The novel severe acute respiratory syndrome coronavirus 2 (SARS-CoV-2) first emerged in December 2019 in Wuhan, China, and rapidly grew into a global pandemic.1 Without adequate capacity to test for SARS-CoV-2, the virus that causes coronavirus disease 2019 (COVID-19), during the early part of the pandemic, laboratory-confirmed cases captured only an estimated 10% to 15% of all infections.2 As a result, estimating the number of deaths caused by COVID-19 is a challenge.

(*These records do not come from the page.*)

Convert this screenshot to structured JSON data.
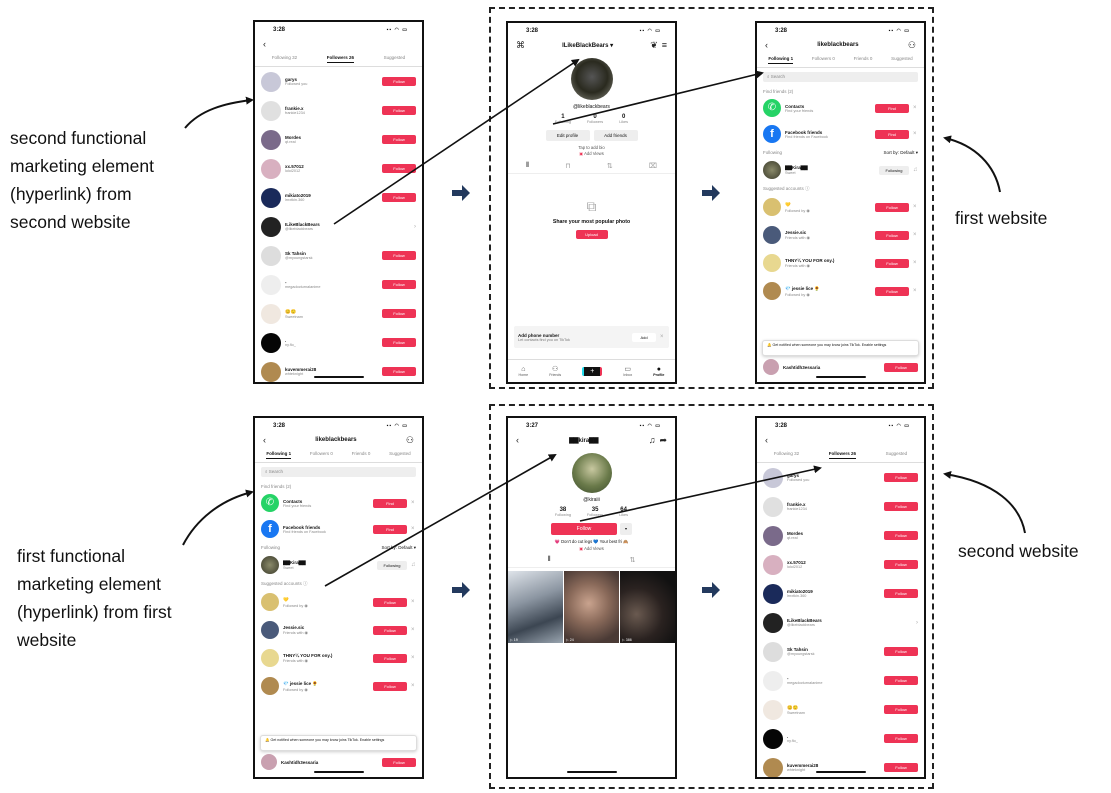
{
  "labels": {
    "top_left": [
      "second functional",
      "marketing element",
      "(hyperlink) from",
      "second website"
    ],
    "top_right": "first website",
    "bottom_left": [
      "first functional",
      "marketing element",
      "(hyperlink) from first",
      "website"
    ],
    "bottom_right": "second website"
  },
  "following_screen": {
    "time": "3:28",
    "header_title": "likeblackbears",
    "tabs": [
      "Following 1",
      "Followers 0",
      "Friends 0",
      "Suggested"
    ],
    "search_placeholder": "Search",
    "find_friends_label": "Find friends (2)",
    "contacts": {
      "name": "Contacts",
      "sub": "Find your friends",
      "btn": "Find"
    },
    "facebook": {
      "name": "Facebook friends",
      "sub": "Find friends on Facebook",
      "btn": "Find"
    },
    "following_label": "Following",
    "sort_label": "Sort by: Default ▾",
    "following_user": {
      "name": "▇▇Kira▇▇",
      "sub": "Sweet",
      "btn": "Following"
    },
    "suggested_label": "Suggested accounts ⓘ",
    "suggested": [
      {
        "name": "💛",
        "sub": "Followed by ◉",
        "btn": "Follow"
      },
      {
        "name": "Jessie.sic",
        "sub": "Friends with ◉",
        "btn": "Follow"
      },
      {
        "name": "THNY¼ YOU FOR ony.)",
        "sub": "Friends with ◉",
        "btn": "Follow"
      },
      {
        "name": "💎 jessie lice 🌻",
        "sub": "Followed by ◉",
        "btn": "Follow"
      }
    ],
    "banner": "Get notified when someone you may know joins TikTok. Enable settings",
    "last_user": "Kashtidh3essaria",
    "last_btn": "Follow"
  },
  "followers_screen": {
    "time": "3:28",
    "tabs": [
      "Following 32",
      "Followers 26",
      "Suggested"
    ],
    "rows": [
      {
        "name": "garys",
        "sub": "Followed you",
        "btn": "Follow"
      },
      {
        "name": "frankie.x",
        "sub": "frankie1234",
        "btn": "Follow"
      },
      {
        "name": "Mordes",
        "sub": "qt.real",
        "btn": "Follow"
      },
      {
        "name": "xx.57012",
        "sub": "lolol2012",
        "btn": "Follow"
      },
      {
        "name": "mikiato2019",
        "sub": "lrnxtkin.360",
        "btn": "Follow"
      },
      {
        "name": "ILikeBlackBears",
        "sub": "@likeblackbears",
        "btn": ""
      },
      {
        "name": "Sk Tahsin",
        "sub": "@myoungstarsk",
        "btn": "Follow"
      },
      {
        "name": "-",
        "sub": "megadocturnalanime",
        "btn": "Follow"
      },
      {
        "name": "😊🙂",
        "sub": "Sweetnam",
        "btn": "Follow"
      },
      {
        "name": ".",
        "sub": "ny.flo_",
        "btn": "Follow"
      },
      {
        "name": "kuvemmerai28",
        "sub": "whteknight",
        "btn": "Follow"
      }
    ]
  },
  "own_profile": {
    "time": "3:28",
    "title": "ILikeBlackBears ▾",
    "handle": "@likeblackbears",
    "stats": [
      {
        "n": "1",
        "l": "Following"
      },
      {
        "n": "0",
        "l": "Followers"
      },
      {
        "n": "0",
        "l": "Likes"
      }
    ],
    "edit_btn": "Edit profile",
    "add_btn": "Add friends",
    "bio": "Tap to add bio",
    "add_views": "Add Views",
    "empty_title": "Share your most popular photo",
    "upload_btn": "Upload",
    "phone_title": "Add phone number",
    "phone_sub": "Let contacts find you on TikTok",
    "phone_btn": "Add",
    "nav": [
      "Home",
      "Friends",
      "",
      "Inbox",
      "Profile"
    ]
  },
  "other_profile": {
    "time": "3:27",
    "title": "▇▇kira▇▇",
    "handle": "@kiraiii",
    "stats": [
      {
        "n": "38",
        "l": "Following"
      },
      {
        "n": "35",
        "l": "Followers"
      },
      {
        "n": "64",
        "l": "Likes"
      }
    ],
    "follow_btn": "Follow",
    "bio": "💗 Don't do cut legs 💙 Your best fri 🙈",
    "add_views": "Add Views",
    "views": [
      "▷ 19",
      "▷ 24",
      "▷ 386"
    ]
  },
  "colors": {
    "accent": "#ee3355",
    "arrow": "#233a5e"
  }
}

Questions have been raised about the reported tallies of deaths related to COVID-19 in the United States. Some officials have raised concerns that deaths not caused by the virus were improperly attributed to COVID-19, inflating the reported tolls. However, given the limited availability of viral testing and the imperfect sensitivity of the tests,3,4 there have likely been a number of deaths caused by the virus that were not counted. Furthermore, if patients with chronic conditions turn away from the health care system because of concerns about potential COVID-19 infection, there could be increases in certain categories of deaths unrelated to COVID-19. In the midst of a large outbreak, there is also an unavoidable delay in the compilation of death certificates and ascertainment of causes of death. Overall, the degree of testing, criteria for attributing deaths to COVID-19, and the length of reporting delays are expected to vary between states, further complicating efforts to obtain an accurate count of deaths related to the pandemic.

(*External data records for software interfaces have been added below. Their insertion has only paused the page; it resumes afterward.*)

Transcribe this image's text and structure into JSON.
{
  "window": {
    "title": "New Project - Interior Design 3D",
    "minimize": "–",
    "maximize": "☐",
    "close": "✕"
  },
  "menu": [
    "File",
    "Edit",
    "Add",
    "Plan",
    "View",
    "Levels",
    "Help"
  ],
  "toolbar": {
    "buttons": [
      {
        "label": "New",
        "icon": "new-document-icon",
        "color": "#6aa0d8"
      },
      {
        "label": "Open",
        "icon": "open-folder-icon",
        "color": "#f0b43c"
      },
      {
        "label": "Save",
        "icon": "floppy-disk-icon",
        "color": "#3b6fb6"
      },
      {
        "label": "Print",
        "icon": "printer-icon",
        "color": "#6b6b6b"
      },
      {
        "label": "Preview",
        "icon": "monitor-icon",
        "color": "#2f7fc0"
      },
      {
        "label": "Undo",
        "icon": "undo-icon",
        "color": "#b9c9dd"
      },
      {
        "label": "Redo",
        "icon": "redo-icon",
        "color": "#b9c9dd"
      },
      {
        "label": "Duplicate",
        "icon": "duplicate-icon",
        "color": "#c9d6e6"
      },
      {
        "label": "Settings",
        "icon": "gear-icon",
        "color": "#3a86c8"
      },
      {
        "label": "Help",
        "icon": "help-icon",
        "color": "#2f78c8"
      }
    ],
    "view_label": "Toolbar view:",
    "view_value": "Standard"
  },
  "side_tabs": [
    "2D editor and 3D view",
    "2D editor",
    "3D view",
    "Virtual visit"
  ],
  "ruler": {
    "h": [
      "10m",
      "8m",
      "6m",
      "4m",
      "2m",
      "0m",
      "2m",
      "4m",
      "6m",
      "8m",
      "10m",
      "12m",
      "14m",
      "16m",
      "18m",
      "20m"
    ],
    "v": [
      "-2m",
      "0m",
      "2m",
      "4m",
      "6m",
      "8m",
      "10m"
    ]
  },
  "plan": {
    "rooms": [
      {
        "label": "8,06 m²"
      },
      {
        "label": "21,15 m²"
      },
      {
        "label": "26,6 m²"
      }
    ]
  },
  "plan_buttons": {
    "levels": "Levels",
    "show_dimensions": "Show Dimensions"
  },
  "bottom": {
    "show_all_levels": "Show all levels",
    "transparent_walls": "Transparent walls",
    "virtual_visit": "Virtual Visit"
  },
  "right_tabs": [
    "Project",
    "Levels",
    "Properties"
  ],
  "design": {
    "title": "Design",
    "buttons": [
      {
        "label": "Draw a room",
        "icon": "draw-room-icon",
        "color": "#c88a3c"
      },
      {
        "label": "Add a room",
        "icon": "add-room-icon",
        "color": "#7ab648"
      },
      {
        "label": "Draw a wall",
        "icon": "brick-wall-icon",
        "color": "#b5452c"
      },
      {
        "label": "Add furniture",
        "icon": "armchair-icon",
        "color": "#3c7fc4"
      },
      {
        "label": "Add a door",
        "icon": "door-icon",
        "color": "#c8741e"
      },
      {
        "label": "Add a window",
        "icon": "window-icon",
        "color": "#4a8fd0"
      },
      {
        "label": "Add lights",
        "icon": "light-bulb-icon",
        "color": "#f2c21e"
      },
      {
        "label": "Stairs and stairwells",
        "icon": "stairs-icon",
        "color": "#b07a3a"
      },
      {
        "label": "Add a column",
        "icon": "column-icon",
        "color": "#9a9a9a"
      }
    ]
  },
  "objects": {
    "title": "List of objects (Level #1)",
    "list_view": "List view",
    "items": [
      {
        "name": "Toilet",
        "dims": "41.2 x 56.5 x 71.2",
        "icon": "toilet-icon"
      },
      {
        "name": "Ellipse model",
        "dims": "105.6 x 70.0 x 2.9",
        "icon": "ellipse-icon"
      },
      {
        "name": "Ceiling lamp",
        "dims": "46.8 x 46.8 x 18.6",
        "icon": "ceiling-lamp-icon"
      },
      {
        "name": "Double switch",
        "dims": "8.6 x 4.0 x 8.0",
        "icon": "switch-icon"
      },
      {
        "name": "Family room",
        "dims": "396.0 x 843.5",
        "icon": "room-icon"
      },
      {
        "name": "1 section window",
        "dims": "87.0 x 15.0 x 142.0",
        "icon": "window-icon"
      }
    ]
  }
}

To estimate the mortality burden of a new infectious agent when there is a lack of comprehensive testing, it is common to assess increases in rates of death beyond what would be expected if the pathogen had not circulated.5–7 The “excess death” approach can be applied to specific causes of death directly related to the pathogen (eg, pneumonia or other respiratory conditions), or this approach can be applied to other categories of deaths that may be directly or indirectly influenced by viral circulation or pandemic interventions (eg, cardiac conditions, traffic injuries, or all causes). The excess deaths methodology has been used to quantify official undercounting of deaths for many pathogens, including pandemic influenza viruses and HIV.7–9
In this study, we estimate the excess deaths due to any cause in each week of the COVID-19 pandemic across the United States. We compare these estimates of excess deaths with the reported numbers of deaths due to COVID-19 in different states and evaluate the timing of these increases in relation to testing and pandemic intensity. These analyses provide insights into the burden of COVID-19 in the early months of the outbreak in the United States and serve as a surveillance platform that can be updated as new data accrue.